Tuesday, May 6, 2008


The bears sometimes have problems with various skin diseases with dermatitis caused sometimes by mites or other parasites. The bears are especially susceptible to Trichinella, a parasitic roundworm they contract through cannibalism. Sometimes excess heavy metals have been observed, as well as ethylene glycol (antifreeze) poisoning. Bears exposed to oil and petroleum products lose the insulative integrity of their coats, forcing metabolic rates to dramatically increase to maintain body heat in their challenging environment. Bacterial Leptospirosis, rabies and morbillivirus have been recorded. The pollutant effect on the bears' immune systems may end up decreasing their ability to cope with the naturally present immunological threats it encounters, and in such a challenging habitat even minor weaknesses can lead to serious problems and quick death.
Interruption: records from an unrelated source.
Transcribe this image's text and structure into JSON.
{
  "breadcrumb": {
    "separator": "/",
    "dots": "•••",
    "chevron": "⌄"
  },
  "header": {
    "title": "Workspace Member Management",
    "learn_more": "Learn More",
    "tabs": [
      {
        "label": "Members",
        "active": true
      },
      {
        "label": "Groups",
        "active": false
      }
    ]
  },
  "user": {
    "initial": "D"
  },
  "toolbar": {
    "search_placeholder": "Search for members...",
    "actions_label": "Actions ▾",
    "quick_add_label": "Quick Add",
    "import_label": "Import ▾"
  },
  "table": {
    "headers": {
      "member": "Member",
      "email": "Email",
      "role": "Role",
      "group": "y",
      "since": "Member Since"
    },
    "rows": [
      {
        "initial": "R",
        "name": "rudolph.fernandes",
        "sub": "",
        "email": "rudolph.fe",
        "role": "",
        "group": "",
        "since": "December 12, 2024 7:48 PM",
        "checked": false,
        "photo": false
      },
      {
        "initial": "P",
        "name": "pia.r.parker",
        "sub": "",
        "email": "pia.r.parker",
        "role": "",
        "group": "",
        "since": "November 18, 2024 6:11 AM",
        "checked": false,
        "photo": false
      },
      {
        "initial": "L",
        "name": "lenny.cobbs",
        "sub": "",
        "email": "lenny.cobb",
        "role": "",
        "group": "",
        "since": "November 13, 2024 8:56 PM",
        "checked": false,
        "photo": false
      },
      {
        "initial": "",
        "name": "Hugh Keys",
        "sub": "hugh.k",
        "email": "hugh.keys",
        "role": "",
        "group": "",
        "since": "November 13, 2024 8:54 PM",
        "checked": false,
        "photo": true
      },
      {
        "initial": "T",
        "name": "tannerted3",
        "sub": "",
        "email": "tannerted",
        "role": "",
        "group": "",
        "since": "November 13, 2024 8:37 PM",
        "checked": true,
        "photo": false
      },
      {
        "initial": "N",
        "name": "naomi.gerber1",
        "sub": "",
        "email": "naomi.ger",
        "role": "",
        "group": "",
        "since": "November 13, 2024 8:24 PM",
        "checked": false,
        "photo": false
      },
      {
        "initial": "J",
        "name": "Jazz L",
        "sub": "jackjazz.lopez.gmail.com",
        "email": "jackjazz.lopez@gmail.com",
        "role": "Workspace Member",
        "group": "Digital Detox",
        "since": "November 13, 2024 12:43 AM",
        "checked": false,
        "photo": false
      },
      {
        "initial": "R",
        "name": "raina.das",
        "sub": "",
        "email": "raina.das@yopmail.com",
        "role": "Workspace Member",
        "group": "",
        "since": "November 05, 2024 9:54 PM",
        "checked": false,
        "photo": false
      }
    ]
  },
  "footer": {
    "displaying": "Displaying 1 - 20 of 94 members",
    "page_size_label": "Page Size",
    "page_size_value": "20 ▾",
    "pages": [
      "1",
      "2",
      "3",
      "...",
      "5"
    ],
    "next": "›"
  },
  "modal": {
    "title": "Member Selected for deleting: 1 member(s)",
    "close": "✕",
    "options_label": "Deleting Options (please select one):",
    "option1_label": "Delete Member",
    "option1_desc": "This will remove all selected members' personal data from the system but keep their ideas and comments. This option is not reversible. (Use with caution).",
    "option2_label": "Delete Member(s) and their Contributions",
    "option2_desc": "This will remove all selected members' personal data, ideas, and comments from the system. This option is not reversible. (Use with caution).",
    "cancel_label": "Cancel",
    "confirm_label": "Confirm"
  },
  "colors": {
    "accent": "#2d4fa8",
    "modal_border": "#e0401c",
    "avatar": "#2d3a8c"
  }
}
Sunday, April 27, 2008

Monday, April 21, 2008

Entertainment and commerce

Polar bears have been made both controversial and famous for their distinctive white fur and their habitat. Companies like Coca-Cola, Polar Beverages, Nelvana, Bundaberg Rum and Good Humor-Breyers have used images of this bear in logos.

The Canadian 2-dollar coin features the image of a polar bear.
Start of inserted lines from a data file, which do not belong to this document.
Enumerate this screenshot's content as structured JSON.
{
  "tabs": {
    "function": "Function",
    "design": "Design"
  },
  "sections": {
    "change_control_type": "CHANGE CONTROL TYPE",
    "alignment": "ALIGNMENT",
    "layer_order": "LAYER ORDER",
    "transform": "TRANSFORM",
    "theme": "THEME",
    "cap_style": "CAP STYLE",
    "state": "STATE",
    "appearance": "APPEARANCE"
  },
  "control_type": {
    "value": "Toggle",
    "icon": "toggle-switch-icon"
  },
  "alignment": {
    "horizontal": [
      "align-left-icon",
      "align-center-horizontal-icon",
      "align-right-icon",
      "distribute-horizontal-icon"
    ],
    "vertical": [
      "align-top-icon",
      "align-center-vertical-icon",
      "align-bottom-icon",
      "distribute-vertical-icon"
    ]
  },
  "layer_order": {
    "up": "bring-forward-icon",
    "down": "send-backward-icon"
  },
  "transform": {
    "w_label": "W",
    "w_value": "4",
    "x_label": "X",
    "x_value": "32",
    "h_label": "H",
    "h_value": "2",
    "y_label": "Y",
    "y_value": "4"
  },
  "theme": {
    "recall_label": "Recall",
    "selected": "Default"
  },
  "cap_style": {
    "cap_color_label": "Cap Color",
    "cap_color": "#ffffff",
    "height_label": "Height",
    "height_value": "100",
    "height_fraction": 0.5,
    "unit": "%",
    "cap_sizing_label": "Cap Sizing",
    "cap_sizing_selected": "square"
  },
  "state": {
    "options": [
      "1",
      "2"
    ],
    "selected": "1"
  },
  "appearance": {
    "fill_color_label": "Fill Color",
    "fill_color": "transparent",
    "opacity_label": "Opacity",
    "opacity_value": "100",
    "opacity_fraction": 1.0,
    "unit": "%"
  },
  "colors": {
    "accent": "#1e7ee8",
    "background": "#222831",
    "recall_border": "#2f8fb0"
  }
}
The panserbjørne of the fantasy trilogy His Dark Materials are polar bears with human-level intelligence.

The TV series Lost has featured polar bears on a mysterious tropical island where they are portrayed as fearsome beasts.

Also, a polar bear was chosen as mascot for the 1988 Winter Olympics held in Calgary, Canada.
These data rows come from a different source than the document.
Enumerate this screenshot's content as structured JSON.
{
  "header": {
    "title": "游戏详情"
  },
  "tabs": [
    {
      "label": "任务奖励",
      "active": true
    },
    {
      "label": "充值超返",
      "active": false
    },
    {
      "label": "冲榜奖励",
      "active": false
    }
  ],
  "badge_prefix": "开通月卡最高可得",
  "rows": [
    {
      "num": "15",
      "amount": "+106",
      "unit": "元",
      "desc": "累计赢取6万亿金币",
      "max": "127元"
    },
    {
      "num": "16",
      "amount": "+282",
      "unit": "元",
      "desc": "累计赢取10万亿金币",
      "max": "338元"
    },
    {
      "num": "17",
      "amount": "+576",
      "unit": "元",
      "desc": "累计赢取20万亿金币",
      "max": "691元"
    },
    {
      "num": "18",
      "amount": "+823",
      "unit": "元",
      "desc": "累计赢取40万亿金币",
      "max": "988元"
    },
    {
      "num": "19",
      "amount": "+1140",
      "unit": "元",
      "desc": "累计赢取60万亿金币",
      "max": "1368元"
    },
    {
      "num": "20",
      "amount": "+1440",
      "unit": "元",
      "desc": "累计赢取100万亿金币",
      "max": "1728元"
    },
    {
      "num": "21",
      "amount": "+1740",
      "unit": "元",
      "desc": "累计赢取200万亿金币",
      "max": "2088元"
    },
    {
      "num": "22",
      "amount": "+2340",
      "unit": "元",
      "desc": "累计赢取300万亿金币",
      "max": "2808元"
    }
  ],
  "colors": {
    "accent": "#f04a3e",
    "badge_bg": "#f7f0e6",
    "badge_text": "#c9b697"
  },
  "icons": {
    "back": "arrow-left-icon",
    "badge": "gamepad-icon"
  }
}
The Polar Bear is the mascot of Bowdoin college.

The Northwest Territories of Canada have a licence plate in the shape of a polar bear.

Monday, April 14, 2008

Monday, April 7, 2008

Fur and Skin

A polar bear's fur provides camouflage and insulation. Although the fur appears white, in fact the individual hairs are translucent, like the water droplets that make up a cloud; the coat may yellow with age. Stiff hairs on the pads of a bear's paws provide insulation and traction on the ice.

Polar bears gradually molt their hair from May to August. However, they do not shed their coat for a darker shade to camouflage themselves in the summer habitat.

The thick undercoat does, however, insulate the bears: they overheat at temperatures above 10 °C (50 °F), and are nearly invisible under infrared photography; only their breath and muzzles can be easily seen. When kept in captivity in warm, humid conditions, it is not unknown for the fur to turn a pale shade of green. This is due to algae growing inside the guard hairs — in unusually warm conditions, the hollow tubes provide an excellent home for algae. Whilst the algae is harmless to the bears, it is often a worry to the zoos housing them, and affected animals are sometimes washed in a salt solution, or mild peroxide bleach to make the fur white again.

The guard hair is 5-15 cm over most of the body of polar bears. However, in the forelegs, males have significantly longer, increasing in length until 14 years of age. The ornamental foreleg hair is suggested as a form of an attractive trait for females, likened to the lion mane.

Saturday, March 29, 2008